Search term "subtitle": please copy every line of the records below that contains it.

━━ Information

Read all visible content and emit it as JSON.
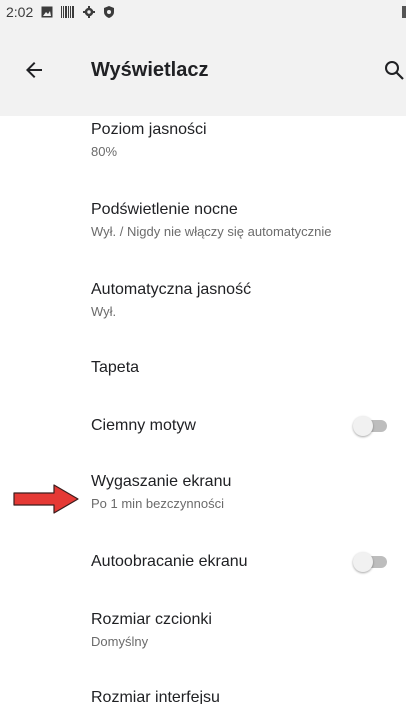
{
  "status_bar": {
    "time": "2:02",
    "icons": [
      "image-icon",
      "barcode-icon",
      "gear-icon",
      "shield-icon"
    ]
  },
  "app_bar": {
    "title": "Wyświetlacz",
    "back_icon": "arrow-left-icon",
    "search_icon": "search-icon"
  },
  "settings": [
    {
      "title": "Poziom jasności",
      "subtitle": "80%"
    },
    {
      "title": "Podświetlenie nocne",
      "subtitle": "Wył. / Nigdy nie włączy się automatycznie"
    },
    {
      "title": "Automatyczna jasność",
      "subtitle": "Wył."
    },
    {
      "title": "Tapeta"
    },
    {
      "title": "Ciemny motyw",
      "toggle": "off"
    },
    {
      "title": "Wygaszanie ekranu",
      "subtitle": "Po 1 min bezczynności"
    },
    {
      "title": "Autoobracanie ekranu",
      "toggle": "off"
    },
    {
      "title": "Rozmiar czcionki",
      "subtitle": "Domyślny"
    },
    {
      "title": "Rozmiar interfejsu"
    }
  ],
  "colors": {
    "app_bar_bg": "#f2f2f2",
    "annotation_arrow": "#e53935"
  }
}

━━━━

Response:
      "subtitle": "80%"
      "subtitle": "Wył. / Nigdy nie włączy się automatycznie"
      "subtitle": "Wył."
      "subtitle": "Po 1 min bezczynności"
      "subtitle": "Domyślny"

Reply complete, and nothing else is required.